Last week was quiet in Montgomery as legislators took their spring break, but this week we are back in full swing with a packed agenda. The current schedule is for legislators to meet Tuesday and Thursday of this week and wrap up next Monday. With only a few days left to pass legislation, we can expect a flurry of activity, including movement of many conservation related bills.
First up this week, Senate Bill 9 goes before the House Committee on Public Safety and Homeland Security Tuesday at noon. As part of an effort to make our streets friendlier for bicycles, SB9 proposes a safe passing distance of at least three feet for vehicles overtaking bicycles. Conservation Alabama supports this bill as part of our “Complete Streets” policies, which maintains that transportation should accommodate the needs of all users. If the bill passes through committee, it could pass in one of the two final days of this legislative session. Before the break last week, Senator Ward of Birmingham also introduced statewide resolutions that would include Complete Streets planning policies for the state.
Another positive bill for conservation with the potential to pass is House Bill 292, dealing with solid waste landfills and how they are approved. HB292 would eliminate the automatic approval process that currently exists when municipalities do not respond to permits for landfills, and instead replaces it with an automatic denial after 120 days. This change in the permit approval process also requires applicants to provide fact-based information supporting their proposal.
SB355, a bill that restricts local governments’ ability to control pollution into nearby waterways is also moving quickly. As it stands right now, this bill that compromises our water quality could pass this week. Water protection groups throughout the state have sent action alerts this week asking members to contact their legislators. To contact your Representative and ask them to vote no on this bill, visit our action center.
Last up on our watch list is SB12, the wind bill, which may come up for vote on Tuesday. Two local bills regulating wind energy in Etowah and Cherokee counties have already passed, and several wind companies are now pushing for this statewide bill to supersede the local bills. Conservation Alabama has proposed an amendment that includes language for both land based and offshore protections in wildlife corridors in addition to the changes already made to the bill.
Last week was a busy week for conservation related bills in the Senate. On Thursday, SB12, The Wind Energy Conversion Act, made its way to the Senate floor. Since our last update several positive changes have been made to the bill. The original bill required strict ordinances for noise (limited to 40 decibels at property’s edge) and distance (2500 feet) from neighboring properties. The current version of the bill requires noise levels be limited to 50 decibels, and the setback is now based on the height of the system, 5x the height of the system from its center to the edge of the residential or commercial building. Neighboring properties are also allowed in this bill to waive those setbacks. While these requirements are still higher than most neighboring states, feedback from the majority of wind companies is that the current version of the bill is more reasonable and would not completely hinder their ability to do business in Alabama. Even with these changes, there was reservation on the Senate floor with numerous Senators asking questions. Senator Williams agreed to carry the bill over at the call of the chair, so negotiations could continue.

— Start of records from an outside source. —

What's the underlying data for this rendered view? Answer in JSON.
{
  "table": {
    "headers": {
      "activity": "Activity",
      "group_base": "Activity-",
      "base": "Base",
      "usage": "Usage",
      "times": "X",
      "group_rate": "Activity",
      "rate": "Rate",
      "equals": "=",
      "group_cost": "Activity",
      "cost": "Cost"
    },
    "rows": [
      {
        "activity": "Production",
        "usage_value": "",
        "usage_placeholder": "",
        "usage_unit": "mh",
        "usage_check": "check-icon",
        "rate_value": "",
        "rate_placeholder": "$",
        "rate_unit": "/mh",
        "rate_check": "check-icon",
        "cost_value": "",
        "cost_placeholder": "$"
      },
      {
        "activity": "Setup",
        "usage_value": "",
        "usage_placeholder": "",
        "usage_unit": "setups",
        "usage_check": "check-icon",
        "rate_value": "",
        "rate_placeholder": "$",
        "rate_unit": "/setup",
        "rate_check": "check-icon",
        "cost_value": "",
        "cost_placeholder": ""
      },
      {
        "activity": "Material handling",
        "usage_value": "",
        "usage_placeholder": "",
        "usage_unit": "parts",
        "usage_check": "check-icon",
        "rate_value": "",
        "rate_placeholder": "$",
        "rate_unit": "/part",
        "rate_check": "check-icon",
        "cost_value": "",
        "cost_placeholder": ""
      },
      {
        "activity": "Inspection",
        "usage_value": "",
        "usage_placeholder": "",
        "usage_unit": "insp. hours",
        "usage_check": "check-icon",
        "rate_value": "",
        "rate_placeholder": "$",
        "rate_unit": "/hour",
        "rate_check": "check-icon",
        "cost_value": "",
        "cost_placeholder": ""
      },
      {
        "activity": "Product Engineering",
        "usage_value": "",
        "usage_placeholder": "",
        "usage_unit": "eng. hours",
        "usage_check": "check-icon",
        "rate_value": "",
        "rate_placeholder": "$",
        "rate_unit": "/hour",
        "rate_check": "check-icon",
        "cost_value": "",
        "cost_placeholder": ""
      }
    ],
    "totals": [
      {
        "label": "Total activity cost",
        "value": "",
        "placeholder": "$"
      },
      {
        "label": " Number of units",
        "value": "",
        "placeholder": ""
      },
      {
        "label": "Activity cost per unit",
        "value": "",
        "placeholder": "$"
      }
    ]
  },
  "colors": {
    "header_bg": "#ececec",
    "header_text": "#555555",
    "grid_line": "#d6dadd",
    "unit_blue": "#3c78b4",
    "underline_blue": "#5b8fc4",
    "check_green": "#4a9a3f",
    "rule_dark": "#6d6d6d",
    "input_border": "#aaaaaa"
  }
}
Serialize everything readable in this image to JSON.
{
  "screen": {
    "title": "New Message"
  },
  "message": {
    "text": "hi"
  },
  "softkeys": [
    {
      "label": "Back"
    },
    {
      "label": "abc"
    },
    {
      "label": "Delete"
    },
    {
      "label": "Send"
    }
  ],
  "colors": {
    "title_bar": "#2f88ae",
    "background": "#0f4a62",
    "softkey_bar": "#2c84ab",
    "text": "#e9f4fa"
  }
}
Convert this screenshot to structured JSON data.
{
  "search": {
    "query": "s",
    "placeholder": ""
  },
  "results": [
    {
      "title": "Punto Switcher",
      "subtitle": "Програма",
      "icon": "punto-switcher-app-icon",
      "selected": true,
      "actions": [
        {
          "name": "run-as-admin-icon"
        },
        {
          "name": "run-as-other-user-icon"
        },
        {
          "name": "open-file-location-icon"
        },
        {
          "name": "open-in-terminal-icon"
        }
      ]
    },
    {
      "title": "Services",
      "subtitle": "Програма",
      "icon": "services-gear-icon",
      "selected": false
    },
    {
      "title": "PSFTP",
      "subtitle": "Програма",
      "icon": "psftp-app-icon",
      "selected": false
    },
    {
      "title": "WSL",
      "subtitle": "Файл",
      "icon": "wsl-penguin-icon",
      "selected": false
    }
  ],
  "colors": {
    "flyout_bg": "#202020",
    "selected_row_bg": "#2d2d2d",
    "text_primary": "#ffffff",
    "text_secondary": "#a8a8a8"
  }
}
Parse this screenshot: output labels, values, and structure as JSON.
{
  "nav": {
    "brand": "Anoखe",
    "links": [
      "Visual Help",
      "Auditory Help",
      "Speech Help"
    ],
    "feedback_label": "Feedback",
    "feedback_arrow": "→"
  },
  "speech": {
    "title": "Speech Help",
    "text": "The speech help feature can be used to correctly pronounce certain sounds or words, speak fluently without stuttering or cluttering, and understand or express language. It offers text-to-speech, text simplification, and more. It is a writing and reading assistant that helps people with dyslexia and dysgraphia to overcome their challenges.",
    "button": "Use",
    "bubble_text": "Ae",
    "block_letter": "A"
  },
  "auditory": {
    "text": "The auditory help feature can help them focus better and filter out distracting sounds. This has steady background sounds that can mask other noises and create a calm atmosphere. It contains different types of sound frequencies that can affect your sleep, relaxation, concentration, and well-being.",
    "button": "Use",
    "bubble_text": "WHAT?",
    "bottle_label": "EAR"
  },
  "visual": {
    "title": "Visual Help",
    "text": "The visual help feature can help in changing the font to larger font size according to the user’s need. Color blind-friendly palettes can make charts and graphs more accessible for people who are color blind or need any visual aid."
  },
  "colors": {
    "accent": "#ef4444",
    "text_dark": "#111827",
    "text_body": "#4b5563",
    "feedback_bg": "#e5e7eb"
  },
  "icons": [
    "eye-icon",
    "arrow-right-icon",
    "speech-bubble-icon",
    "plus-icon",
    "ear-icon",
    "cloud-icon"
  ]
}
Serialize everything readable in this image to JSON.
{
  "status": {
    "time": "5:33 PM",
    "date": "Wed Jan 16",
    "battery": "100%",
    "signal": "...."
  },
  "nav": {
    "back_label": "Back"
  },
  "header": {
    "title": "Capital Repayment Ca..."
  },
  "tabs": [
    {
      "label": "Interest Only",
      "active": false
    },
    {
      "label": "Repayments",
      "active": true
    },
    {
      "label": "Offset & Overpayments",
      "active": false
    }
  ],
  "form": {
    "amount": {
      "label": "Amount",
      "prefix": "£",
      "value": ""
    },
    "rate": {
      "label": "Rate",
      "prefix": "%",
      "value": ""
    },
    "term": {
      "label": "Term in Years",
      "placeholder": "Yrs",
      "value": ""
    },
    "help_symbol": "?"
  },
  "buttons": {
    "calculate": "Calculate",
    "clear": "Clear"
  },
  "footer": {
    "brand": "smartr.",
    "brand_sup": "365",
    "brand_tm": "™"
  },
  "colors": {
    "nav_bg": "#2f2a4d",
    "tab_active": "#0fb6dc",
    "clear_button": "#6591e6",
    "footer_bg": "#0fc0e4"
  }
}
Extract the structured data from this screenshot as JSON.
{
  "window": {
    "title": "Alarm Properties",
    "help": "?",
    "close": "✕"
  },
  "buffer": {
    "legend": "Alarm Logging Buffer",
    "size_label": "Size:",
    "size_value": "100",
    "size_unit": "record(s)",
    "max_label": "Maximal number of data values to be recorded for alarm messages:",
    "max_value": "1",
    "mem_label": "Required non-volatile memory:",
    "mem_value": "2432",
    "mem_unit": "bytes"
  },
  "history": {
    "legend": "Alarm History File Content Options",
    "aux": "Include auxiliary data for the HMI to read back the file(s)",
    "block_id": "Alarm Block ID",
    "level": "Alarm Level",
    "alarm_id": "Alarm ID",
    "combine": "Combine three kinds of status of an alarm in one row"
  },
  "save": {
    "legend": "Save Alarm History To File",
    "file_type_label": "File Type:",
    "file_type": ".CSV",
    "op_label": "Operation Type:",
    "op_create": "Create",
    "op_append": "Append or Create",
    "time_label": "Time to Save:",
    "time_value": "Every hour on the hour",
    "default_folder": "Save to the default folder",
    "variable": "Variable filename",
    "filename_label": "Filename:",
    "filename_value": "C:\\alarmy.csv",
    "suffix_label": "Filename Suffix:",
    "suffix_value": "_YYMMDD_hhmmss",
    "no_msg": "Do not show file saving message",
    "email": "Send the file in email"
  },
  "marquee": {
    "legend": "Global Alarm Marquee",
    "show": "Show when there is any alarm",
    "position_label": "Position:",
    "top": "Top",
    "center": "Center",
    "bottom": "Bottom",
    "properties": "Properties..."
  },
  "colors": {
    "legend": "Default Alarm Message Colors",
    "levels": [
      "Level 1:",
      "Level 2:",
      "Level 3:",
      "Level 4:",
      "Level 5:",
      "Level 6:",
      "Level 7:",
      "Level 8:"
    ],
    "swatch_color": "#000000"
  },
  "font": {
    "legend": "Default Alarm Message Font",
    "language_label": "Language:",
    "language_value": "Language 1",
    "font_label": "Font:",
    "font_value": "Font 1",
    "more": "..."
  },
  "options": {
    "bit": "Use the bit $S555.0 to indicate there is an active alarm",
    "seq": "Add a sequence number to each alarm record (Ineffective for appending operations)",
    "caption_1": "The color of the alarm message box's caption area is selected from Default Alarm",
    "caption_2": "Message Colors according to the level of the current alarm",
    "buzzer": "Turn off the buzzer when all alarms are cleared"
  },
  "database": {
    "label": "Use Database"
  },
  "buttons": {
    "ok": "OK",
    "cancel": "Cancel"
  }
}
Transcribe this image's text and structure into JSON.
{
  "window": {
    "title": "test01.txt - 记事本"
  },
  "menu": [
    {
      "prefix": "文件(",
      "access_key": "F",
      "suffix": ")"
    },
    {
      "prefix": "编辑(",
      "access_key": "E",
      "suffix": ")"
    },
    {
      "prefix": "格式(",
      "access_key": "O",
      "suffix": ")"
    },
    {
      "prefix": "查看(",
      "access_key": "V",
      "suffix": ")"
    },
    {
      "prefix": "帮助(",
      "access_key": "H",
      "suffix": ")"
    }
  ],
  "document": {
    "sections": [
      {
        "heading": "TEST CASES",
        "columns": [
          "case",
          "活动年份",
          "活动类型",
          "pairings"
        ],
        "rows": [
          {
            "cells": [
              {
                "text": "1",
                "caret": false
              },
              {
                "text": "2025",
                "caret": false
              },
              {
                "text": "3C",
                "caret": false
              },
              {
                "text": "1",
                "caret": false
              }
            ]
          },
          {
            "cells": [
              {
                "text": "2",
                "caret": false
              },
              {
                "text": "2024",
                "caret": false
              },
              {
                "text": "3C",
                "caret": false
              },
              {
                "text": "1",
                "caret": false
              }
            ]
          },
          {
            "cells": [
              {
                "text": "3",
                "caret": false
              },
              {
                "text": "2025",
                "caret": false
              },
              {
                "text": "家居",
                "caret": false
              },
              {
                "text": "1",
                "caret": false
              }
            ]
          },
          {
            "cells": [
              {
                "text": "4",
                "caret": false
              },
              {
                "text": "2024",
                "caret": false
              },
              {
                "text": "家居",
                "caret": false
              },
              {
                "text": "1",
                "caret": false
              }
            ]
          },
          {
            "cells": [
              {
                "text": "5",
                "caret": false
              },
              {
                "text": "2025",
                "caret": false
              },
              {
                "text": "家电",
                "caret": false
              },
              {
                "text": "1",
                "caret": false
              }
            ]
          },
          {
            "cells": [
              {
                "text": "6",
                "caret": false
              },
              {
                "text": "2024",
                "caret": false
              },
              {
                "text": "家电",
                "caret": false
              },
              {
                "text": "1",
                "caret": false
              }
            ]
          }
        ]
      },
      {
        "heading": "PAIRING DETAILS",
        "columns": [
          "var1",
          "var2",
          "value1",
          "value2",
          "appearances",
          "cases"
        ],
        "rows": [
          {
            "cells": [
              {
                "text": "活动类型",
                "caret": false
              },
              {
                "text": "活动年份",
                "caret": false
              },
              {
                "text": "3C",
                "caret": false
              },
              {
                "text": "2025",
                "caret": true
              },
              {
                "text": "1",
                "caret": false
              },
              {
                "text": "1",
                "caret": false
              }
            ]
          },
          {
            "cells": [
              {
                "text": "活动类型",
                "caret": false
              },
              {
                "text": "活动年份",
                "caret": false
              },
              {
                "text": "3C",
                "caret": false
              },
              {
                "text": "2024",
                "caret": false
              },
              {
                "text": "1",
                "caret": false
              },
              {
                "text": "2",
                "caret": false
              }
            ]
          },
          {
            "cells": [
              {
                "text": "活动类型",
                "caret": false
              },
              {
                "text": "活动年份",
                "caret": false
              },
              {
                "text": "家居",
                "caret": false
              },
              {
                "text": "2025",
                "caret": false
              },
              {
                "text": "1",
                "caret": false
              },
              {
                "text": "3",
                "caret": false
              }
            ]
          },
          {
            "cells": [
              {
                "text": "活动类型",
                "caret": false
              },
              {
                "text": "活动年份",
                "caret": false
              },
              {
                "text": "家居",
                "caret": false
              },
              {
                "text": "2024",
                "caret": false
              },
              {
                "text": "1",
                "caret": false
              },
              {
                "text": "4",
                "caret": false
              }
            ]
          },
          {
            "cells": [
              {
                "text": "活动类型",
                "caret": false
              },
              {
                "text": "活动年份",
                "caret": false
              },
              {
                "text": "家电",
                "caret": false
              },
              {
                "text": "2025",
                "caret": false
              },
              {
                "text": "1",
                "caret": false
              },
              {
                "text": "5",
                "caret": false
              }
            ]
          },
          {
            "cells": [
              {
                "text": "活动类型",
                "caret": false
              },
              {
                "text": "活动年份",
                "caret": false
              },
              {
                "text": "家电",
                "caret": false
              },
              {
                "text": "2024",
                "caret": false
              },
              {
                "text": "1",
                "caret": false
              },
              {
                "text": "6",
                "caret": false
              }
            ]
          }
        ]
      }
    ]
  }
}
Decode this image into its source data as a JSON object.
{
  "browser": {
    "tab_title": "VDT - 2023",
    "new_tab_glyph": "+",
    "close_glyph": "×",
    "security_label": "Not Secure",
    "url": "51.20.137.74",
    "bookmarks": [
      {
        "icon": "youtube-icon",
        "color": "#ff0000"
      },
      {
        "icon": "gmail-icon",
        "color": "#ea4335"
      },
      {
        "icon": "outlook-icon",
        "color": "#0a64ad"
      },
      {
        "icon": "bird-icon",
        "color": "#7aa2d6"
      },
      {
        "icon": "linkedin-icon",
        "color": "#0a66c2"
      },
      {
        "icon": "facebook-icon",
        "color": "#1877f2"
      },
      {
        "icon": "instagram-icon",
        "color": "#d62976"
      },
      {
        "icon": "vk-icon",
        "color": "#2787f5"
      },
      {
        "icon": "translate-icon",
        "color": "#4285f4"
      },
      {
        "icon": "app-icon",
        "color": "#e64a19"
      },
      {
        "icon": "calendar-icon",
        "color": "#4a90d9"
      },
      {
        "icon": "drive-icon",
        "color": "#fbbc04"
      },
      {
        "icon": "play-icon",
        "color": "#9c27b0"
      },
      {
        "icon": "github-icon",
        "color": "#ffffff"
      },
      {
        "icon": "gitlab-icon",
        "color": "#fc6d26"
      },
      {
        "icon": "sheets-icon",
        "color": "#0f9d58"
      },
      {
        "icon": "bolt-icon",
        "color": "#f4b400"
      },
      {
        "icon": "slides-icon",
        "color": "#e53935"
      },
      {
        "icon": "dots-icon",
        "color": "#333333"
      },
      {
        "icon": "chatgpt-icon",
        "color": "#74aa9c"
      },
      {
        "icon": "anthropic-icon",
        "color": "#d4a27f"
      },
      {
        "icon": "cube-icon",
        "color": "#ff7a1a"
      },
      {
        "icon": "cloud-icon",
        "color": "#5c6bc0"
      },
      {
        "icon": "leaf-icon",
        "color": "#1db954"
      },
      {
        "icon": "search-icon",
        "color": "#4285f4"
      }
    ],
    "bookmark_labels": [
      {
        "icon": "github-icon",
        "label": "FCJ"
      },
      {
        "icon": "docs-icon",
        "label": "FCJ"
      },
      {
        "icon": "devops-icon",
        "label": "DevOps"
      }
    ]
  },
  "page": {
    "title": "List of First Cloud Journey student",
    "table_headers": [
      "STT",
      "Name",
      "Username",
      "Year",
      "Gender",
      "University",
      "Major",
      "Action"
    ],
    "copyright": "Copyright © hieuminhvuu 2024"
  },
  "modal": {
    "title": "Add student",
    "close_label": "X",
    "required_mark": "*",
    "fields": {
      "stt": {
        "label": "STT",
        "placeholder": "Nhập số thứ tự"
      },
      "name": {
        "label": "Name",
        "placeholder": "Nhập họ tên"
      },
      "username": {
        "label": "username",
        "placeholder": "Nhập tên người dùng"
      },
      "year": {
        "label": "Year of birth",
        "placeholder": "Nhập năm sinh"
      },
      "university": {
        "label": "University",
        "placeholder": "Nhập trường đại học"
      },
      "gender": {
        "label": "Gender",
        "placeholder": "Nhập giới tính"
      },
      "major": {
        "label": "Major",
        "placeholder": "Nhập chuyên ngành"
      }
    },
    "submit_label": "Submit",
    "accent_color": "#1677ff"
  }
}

Conservation Alabama continues to communicate with Senator Williams and has requested that provisions also be added for wildlife protections. SB12 could make its way back before the Senate this week.
Another bill making its way through both the House and Senate is SB355/HB475. These companion bills would restrict local governments’ ability to control pollution into nearby waterways and reduce fines paid by polluters. Currently, local governments are able to monitor activities that could threaten local water supplies. This bill would transfer all oversight and authority to the Alabama Department of Environmental Management (ADEM). This could potentially put local governments at risk of being noncompliant with the Clean Water Act and at risk of lawsuits. SB355 was heard before the Senate committee on Energy and Natural Resources last Thursday, but after a Public Hearing call by Conservation Alabama, the committee did not take action on the bill to allow time for opponents and proponents of the bill to attempt a compromise. House Bill 475 makes its way to the House Commerce Committee this Wednesday at 2:30 p.m. Conservation Alabama is opposed to these bills and is working with water protection groups throughout the state to stop the advance of these bills in their current form.